What is needed: Your answer consists of the lines in the data that contain "POST". Copy each of them.

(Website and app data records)
┌──
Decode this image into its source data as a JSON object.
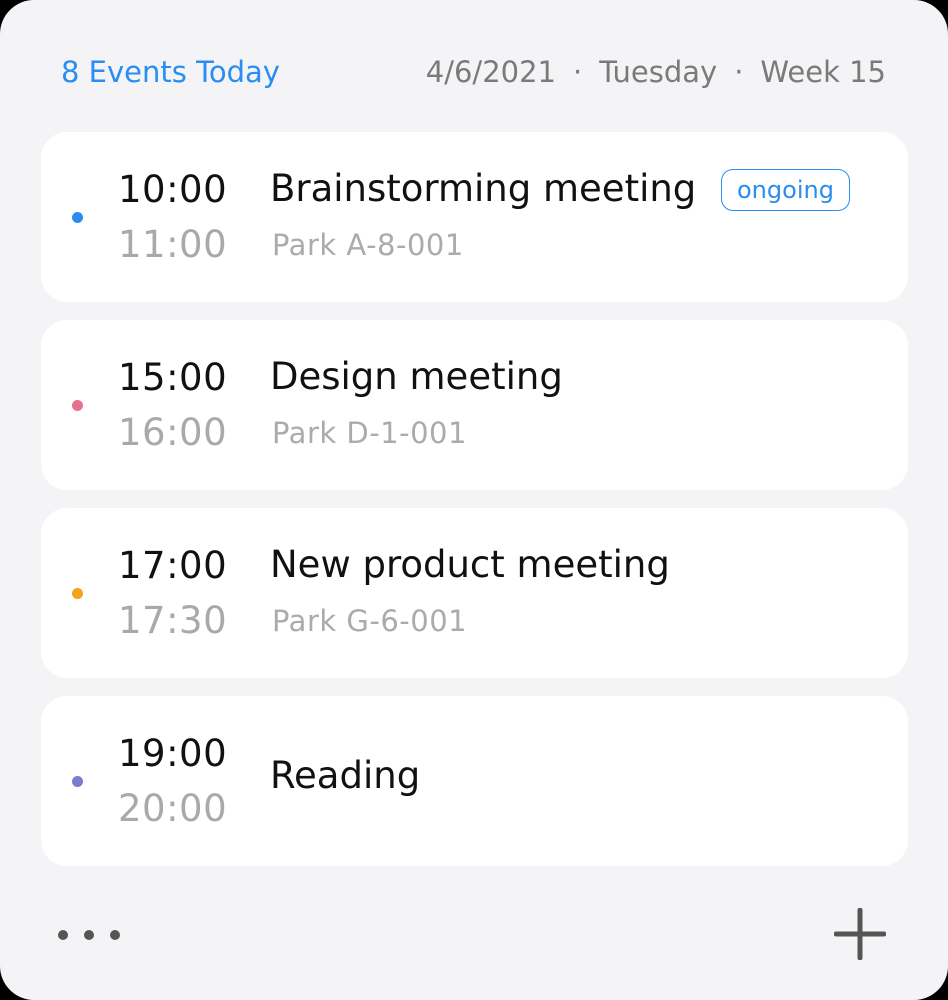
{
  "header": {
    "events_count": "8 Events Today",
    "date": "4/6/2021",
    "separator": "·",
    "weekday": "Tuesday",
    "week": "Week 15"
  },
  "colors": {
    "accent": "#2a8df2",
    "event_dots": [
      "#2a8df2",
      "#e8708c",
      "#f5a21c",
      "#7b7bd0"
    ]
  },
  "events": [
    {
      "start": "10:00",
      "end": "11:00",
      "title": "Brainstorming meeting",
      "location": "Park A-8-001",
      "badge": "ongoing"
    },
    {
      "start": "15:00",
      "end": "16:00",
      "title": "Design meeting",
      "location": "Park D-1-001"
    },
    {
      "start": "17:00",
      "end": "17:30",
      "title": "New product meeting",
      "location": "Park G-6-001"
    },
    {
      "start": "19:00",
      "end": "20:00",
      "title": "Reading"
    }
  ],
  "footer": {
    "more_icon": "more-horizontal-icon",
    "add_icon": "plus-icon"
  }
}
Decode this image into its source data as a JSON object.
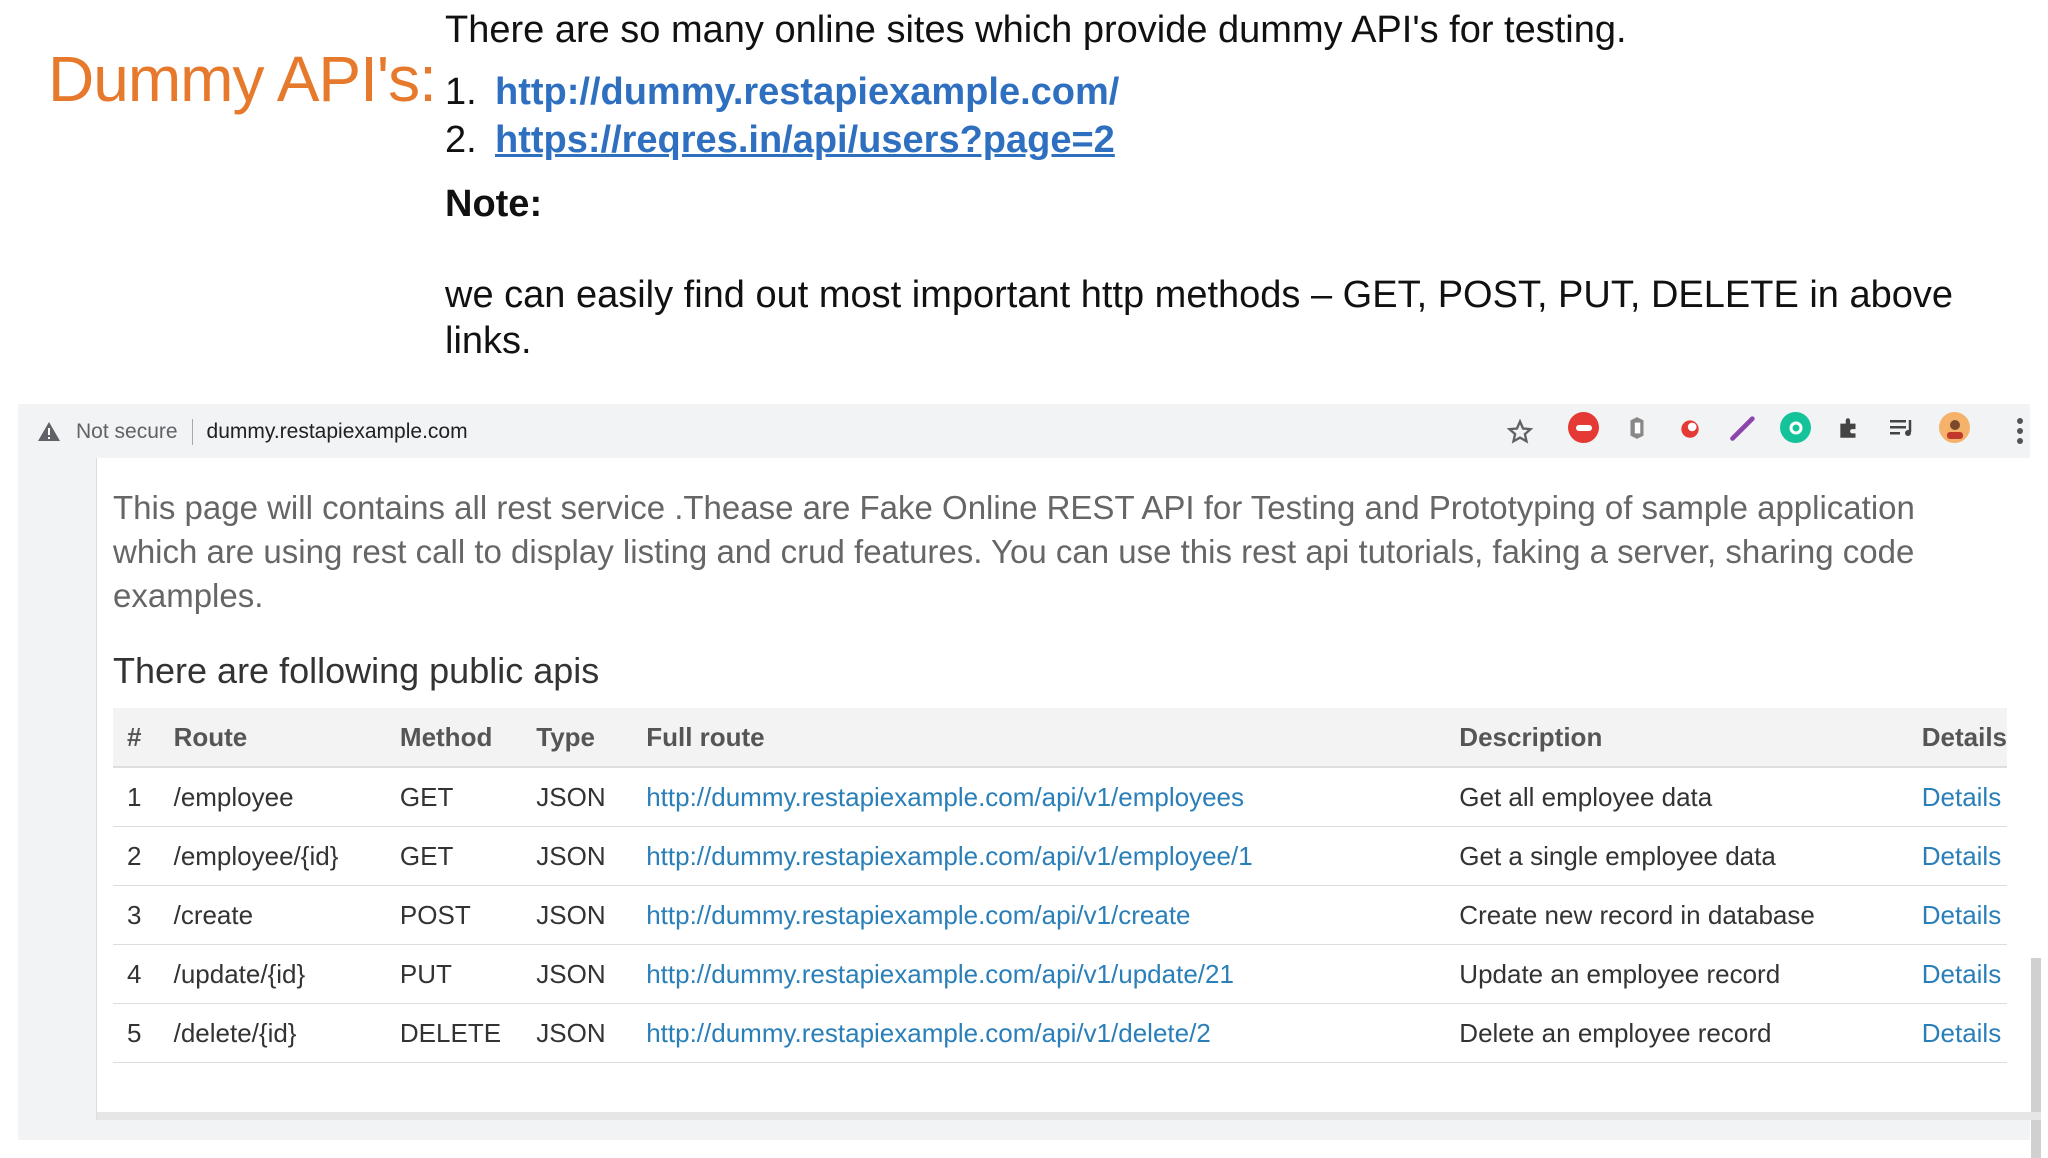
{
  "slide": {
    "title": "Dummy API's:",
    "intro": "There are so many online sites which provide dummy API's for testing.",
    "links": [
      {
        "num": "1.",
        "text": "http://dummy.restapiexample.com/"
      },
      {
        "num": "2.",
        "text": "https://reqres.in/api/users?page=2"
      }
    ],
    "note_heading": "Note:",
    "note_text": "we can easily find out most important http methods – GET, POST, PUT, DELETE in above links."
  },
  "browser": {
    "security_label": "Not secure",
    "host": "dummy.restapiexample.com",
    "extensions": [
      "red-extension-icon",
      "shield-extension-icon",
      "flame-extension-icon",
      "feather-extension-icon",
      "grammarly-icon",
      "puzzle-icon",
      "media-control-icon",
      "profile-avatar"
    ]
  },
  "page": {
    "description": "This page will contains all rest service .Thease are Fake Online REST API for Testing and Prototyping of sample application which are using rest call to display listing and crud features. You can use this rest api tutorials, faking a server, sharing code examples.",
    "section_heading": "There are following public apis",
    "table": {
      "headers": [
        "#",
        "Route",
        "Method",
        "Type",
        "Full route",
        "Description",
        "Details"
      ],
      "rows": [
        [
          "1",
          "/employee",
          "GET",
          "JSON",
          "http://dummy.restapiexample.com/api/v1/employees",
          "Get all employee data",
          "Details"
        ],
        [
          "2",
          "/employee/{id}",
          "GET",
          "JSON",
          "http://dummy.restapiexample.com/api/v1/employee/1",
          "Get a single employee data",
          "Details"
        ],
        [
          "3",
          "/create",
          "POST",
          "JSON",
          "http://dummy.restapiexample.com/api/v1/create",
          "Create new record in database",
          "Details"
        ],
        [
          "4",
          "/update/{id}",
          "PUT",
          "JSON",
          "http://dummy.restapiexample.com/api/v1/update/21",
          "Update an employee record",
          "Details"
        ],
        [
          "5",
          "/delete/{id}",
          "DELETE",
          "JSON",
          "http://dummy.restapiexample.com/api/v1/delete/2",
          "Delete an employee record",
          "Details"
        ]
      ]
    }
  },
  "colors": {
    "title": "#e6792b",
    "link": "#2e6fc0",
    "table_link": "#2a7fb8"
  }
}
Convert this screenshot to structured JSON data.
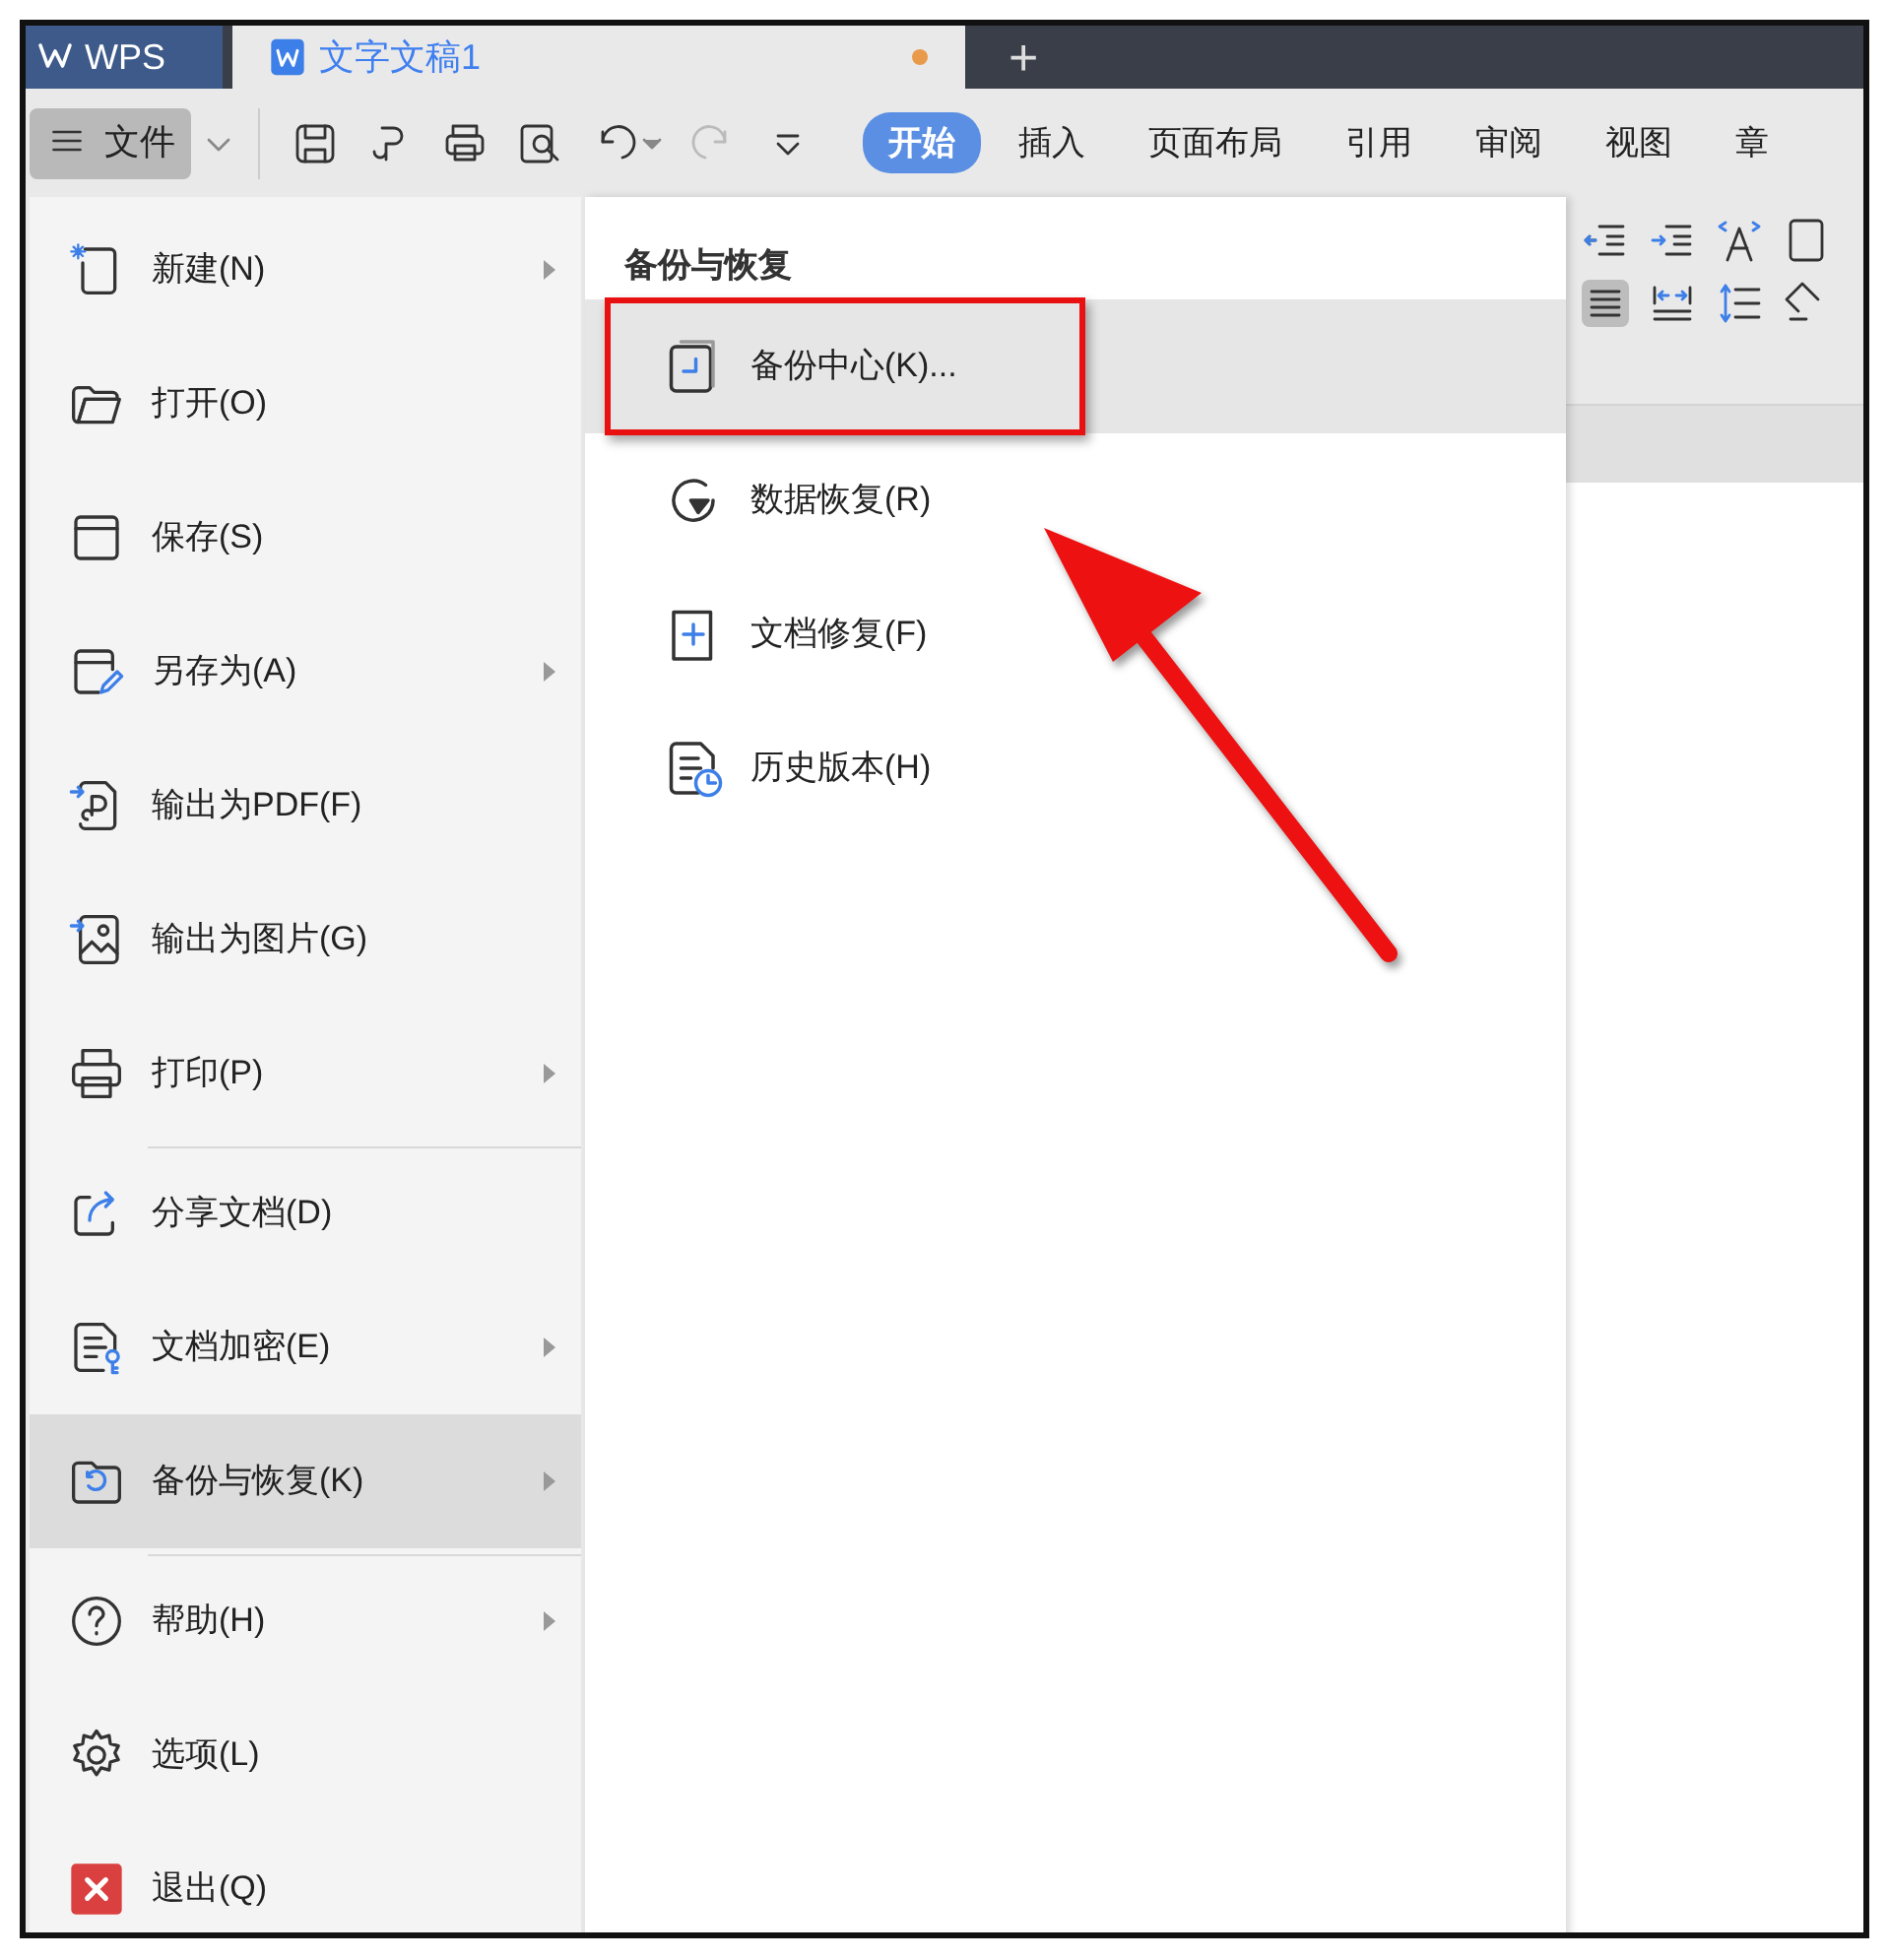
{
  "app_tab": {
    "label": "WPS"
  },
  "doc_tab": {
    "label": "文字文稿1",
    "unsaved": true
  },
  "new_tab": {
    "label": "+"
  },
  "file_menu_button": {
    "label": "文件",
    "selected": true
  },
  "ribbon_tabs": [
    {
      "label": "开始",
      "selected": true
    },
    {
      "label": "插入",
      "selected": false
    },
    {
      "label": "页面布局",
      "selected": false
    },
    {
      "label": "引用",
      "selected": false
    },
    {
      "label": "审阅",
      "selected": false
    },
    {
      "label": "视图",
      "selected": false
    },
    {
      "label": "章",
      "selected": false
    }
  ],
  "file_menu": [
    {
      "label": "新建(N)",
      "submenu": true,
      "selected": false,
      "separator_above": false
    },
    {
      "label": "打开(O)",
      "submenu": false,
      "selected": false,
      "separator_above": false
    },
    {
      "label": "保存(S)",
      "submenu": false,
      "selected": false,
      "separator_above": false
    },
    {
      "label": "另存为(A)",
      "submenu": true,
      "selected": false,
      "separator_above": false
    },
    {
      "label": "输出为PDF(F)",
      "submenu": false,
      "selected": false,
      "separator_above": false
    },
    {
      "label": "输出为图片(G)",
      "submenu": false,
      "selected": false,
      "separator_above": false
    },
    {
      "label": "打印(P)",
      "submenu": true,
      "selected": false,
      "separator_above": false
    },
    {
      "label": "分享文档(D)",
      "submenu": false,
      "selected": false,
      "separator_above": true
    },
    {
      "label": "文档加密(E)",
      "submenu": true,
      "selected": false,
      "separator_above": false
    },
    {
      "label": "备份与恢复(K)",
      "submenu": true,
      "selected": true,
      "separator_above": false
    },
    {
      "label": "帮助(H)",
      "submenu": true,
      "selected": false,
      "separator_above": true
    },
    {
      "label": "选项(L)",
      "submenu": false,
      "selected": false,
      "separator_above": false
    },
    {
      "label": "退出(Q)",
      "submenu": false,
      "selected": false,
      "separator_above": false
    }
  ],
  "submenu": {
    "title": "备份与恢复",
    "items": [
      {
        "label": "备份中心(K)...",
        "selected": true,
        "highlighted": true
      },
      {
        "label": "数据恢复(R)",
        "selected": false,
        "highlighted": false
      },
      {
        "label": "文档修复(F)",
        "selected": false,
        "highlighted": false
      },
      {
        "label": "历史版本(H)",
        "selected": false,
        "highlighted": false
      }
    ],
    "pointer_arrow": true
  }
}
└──
Response:
    "note_text": "we can easily find out most important http methods – GET, POST, PUT, DELETE in above links."
          "POST",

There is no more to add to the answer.